The court heard that a Dr Kagema had indicated that Kemunto was strong enough to have a normal delivery. Labour was later induced, but the baby was not ready to be born.

She said the doctor and the nurses left the delivery room without assigning someone to monitor her progress every 30 minutes.

Two days later, Justice Mbogholi Msagha heard, Kemunto had not given birth despite severe labour and persistent pleas that she be attended to.

In the afternoon of May 29, a doctor named in court document as Mutinda rushed her to the theatre and had her deliver through a caesarean section.

The first sign that all was not well was that the baby did not cry and could not breathe properly.

She was later told the baby had suffered birth asphyxia, a medical condition caused by lack of oxygen to a newborn during the birth process. It usually affects the brain.

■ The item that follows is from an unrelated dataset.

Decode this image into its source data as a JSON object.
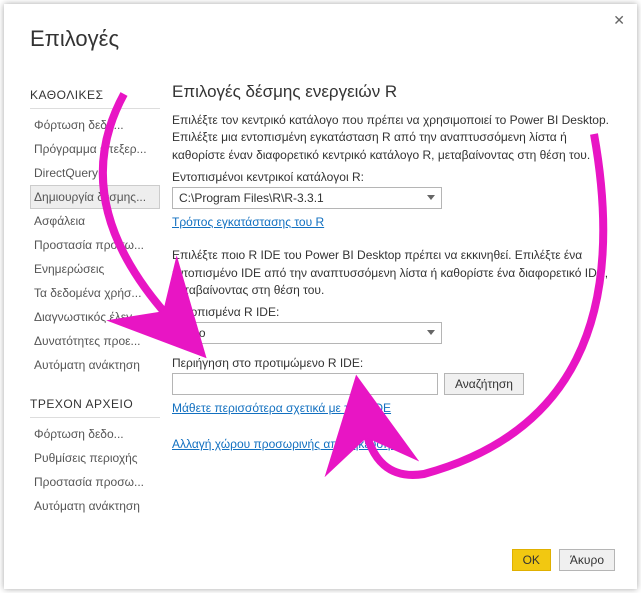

“Had the labour been monitored the caesarean section would have been done well before 1pm. The baby would have been born healthy. Dr Kagema had erroneously insinuated that I had a pelvis that could deliver normally,” testified Kemunto.

“He has permanent brain damage. It has been nine years of suffering and great expenditure. The condition of the child led to the father walking out. I have been left to look after the child alone.”

The child was wheeled into the court on the first day of the hearing.

She called two witnesses - Prof Kiama Wangai and Prof Erastus Amayo - who testified that if the doctors had been diligent, the boy would have been born healthy.

Medical negligence

In her court papers, Kemunto had argued that the hospital and Dr Mutinda were guilty of medical negligence and failure to use reasonable care, skill and diligence in the manner in which they handled her.

The hospital brokered a deal with her that it admits 90 per cent liability and she gets 10 per cent blame.

Justice Mbogholi awarded Kemunto Sh60 million but deducted Sh6 million, which was apportioned to the 10 per cent liability.

“While I agree that the economic implications should be considered in making awards, the plaintiffs should be compensated for the injuries sustained as a result of the actions or omissions of the defendants.

“I watched the first plaintiff (Kemunto) giving evidence and observed her demeanour. To say she was in pain as a result of what she has gone through is an understatement,” said Justice Mbogholi.